However, hydrogen does not exist in its pure state in nature, like oxygen, and has to be produced from hydrogen-containing resources such as natural gas (methane), coal, biomass and water by reforming, thermal decomposition or electrolysis. But production of hydrogen from natural gas, coal and biomass leads to the emission of the greenhouse gas carbon dioxide (CO2).
We know that water (H2O) is made of hydrogen and oxygen atoms; hence, sea water could be a limitless source of hydrogen. Therefore, hydrogen is envisaged as a possible replacement for fossil fuels. Production via power from renewable energy (using wind power, solar power, hydropower, wave power or similar) is termed as “green hydrogen.” In this scenario, splitting water into hydrogen and oxygen using renewable electricity in an electrolyzer on the surface of a robust electrocatalyst is one proposed technique.
Need for a robust electrocatalyst
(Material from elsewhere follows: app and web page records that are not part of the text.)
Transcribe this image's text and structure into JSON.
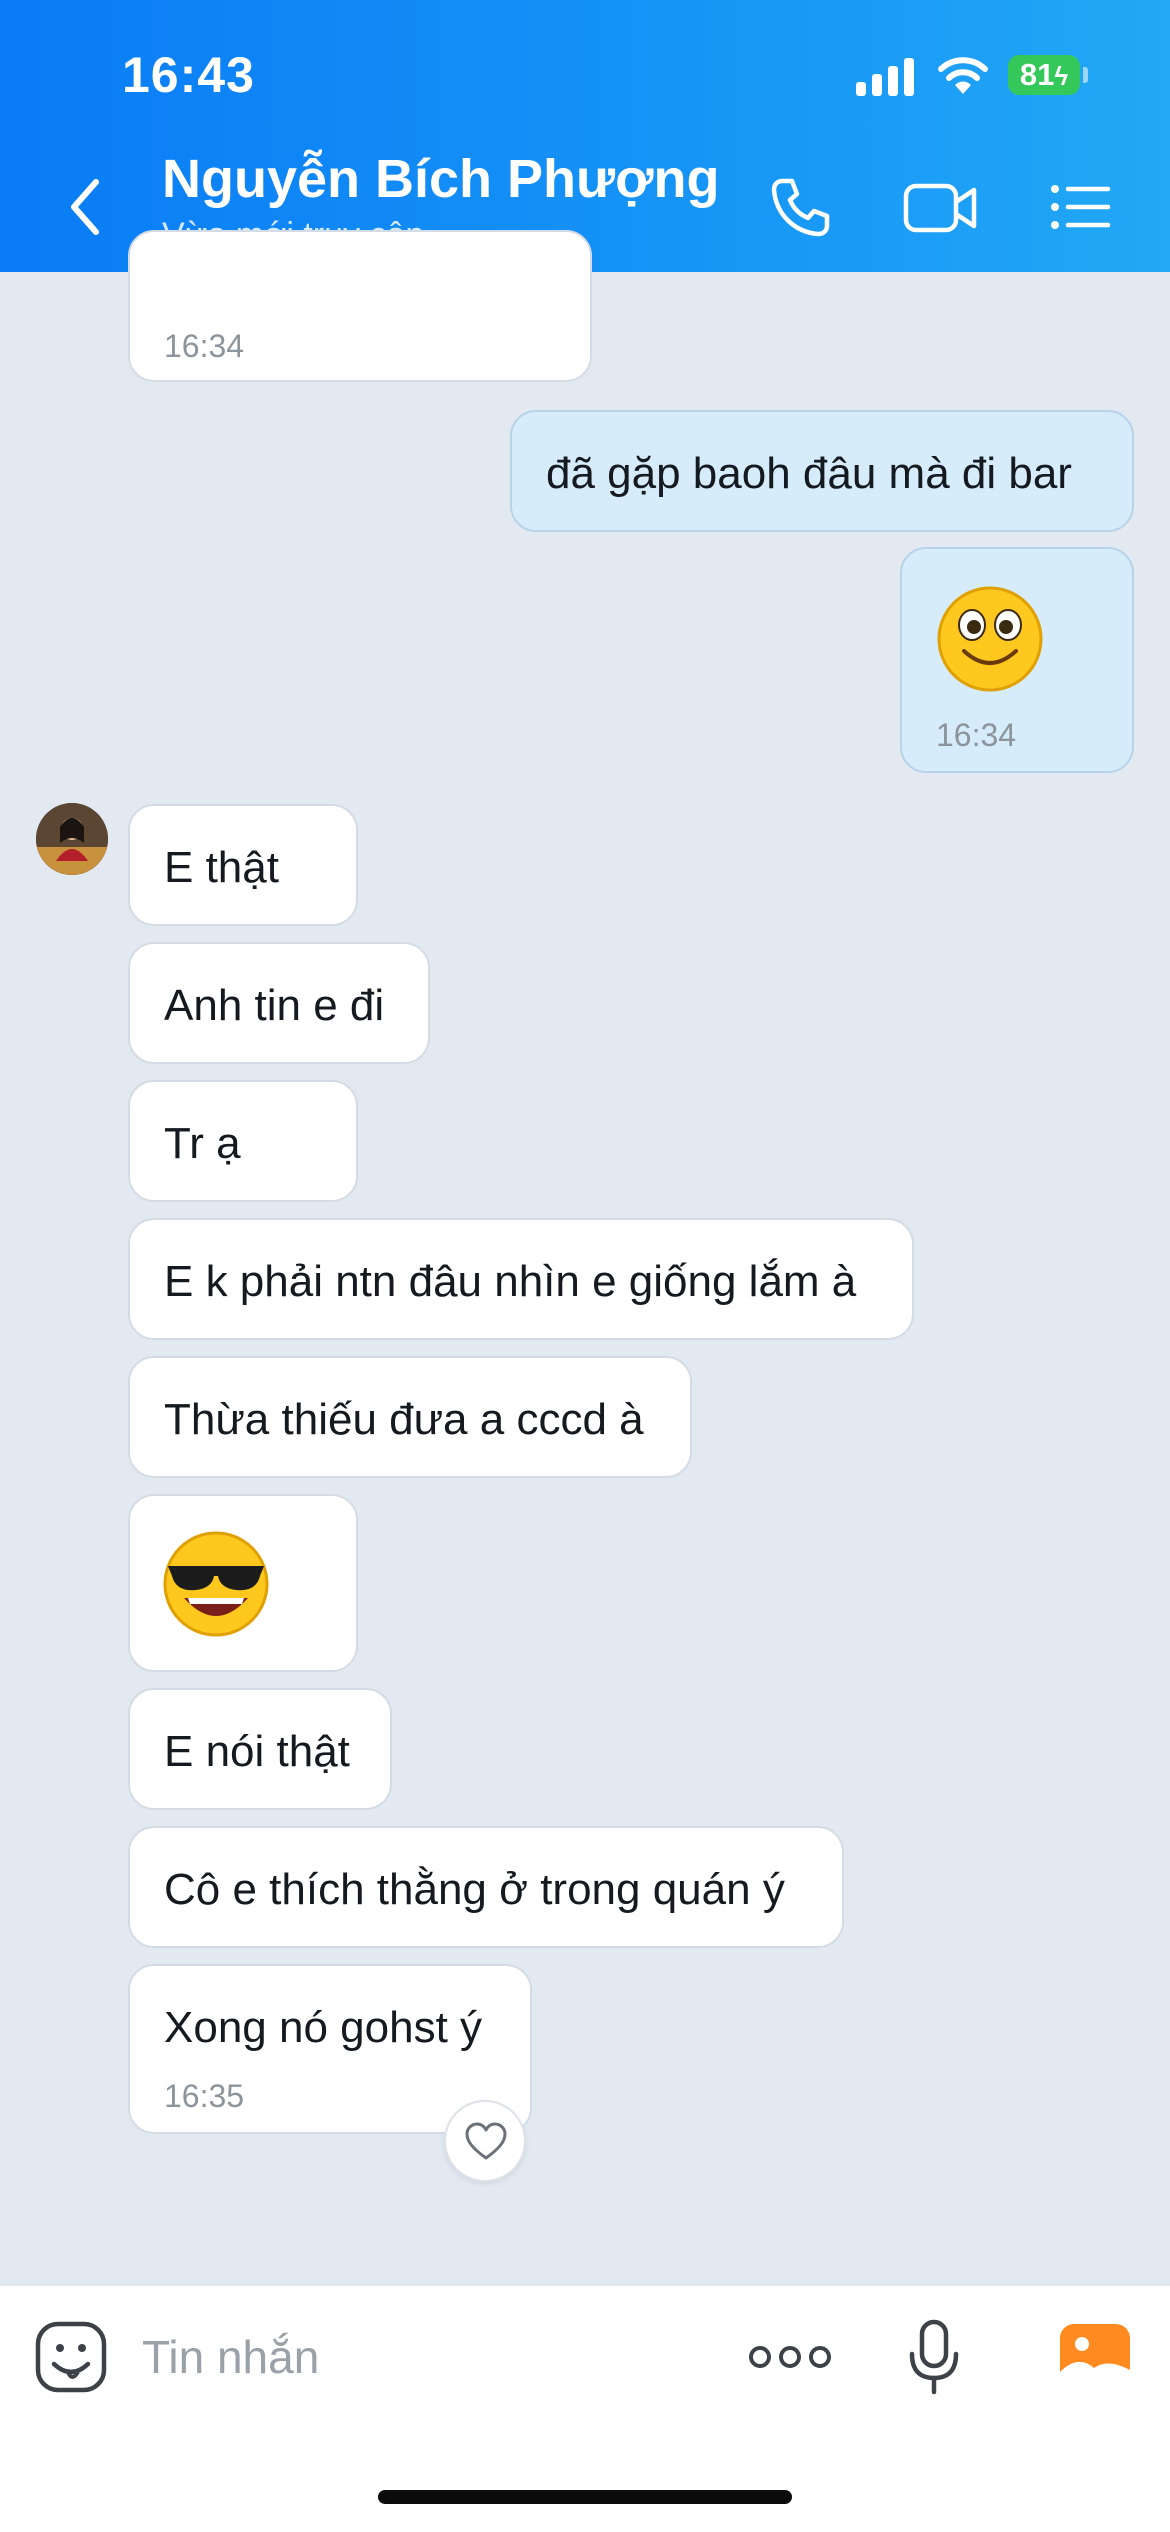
{
  "status_bar": {
    "time": "16:43",
    "battery": "81"
  },
  "header": {
    "contact_name": "Nguyễn Bích Phượng",
    "contact_status": "Vừa mới truy cập",
    "icons": [
      "back-chevron-icon",
      "phone-icon",
      "video-call-icon",
      "menu-list-icon"
    ]
  },
  "messages": [
    {
      "direction": "in",
      "text": "",
      "time": "16:34",
      "partial": true
    },
    {
      "direction": "out",
      "text": "đã gặp baoh đâu mà đi bar"
    },
    {
      "direction": "out",
      "emoji": "smiling-emoji",
      "time": "16:34"
    },
    {
      "direction": "in",
      "text": "E thật"
    },
    {
      "direction": "in",
      "text": "Anh tin e đi"
    },
    {
      "direction": "in",
      "text": "Tr ạ"
    },
    {
      "direction": "in",
      "text": "E k phải ntn đâu nhìn e giống lắm à"
    },
    {
      "direction": "in",
      "text": "Thừa thiếu đưa a cccd à"
    },
    {
      "direction": "in",
      "emoji": "sunglasses-emoji"
    },
    {
      "direction": "in",
      "text": "E nói thật"
    },
    {
      "direction": "in",
      "text": "Cô e thích thằng ở trong quán ý"
    },
    {
      "direction": "in",
      "text": "Xong nó gohst ý",
      "time": "16:35"
    }
  ],
  "composer": {
    "placeholder": "Tin nhắn",
    "icons": [
      "sticker-icon",
      "more-dots-icon",
      "microphone-icon",
      "gallery-icon"
    ]
  },
  "colors": {
    "header_start": "#0a7bf5",
    "header_end": "#22a8f5",
    "chat_bg": "#e2e9f1",
    "outgoing_bubble": "#d6ecfb",
    "incoming_bubble": "#ffffff",
    "battery": "#34c759"
  }
}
Despite advancements in the field, the process of water spitting to produce affordable green hydrogen still remains sluggish due to limitations related to efficient electrocatalysts. In theory, water splits at 1.23 V. However, in practical terms, this value is greater than 1.5 V (meaning wastage of additional energy). This minimum energy is theoretically required to break the water molecule. Expensive noble- and precious-metal-based electocatalysts, for instance, Pt, Pd, Au, Rh, Ir, etc., are used in the electrolyzer for this process.
The main problems the industry and experts face are the oxidation of water to produce O2 and the stability of the catalyst in harsh industrial alkaline conditions. In the first problem, the half-cell reaction is an uphill reaction where four electrons are involved and where most of the energy is required apart from the energy loss associated with the resistivity of different components (electrolyte, connections, catalyst, etc.) of the electrolyzer. In the second problem, the expensive catalysts often lose their activity due to surface degradation. In these conditions, a cheap and affordable yet highly active and stable electrocatalyst is required for such water splitting reaction.
In a recent study, our team, led by Sasanka Deka, designed and developed a new nanocomposite-based, highly efficient, yet still cost-effective electrocatalyst for overall water splitting. A nanocomposite is a homogeneous mixture of two or more materials present in the nanometer range. The present nanocomposite is a nanoarchitecture based on NiCu dealloyed nanoparticles on hierarchical Co nanosheets. Our findings are published in the journal ACS Catalysis.
The materials used are cheaper than the precious metals and the synthesis procedure is highly convenient. This new catalyst was used…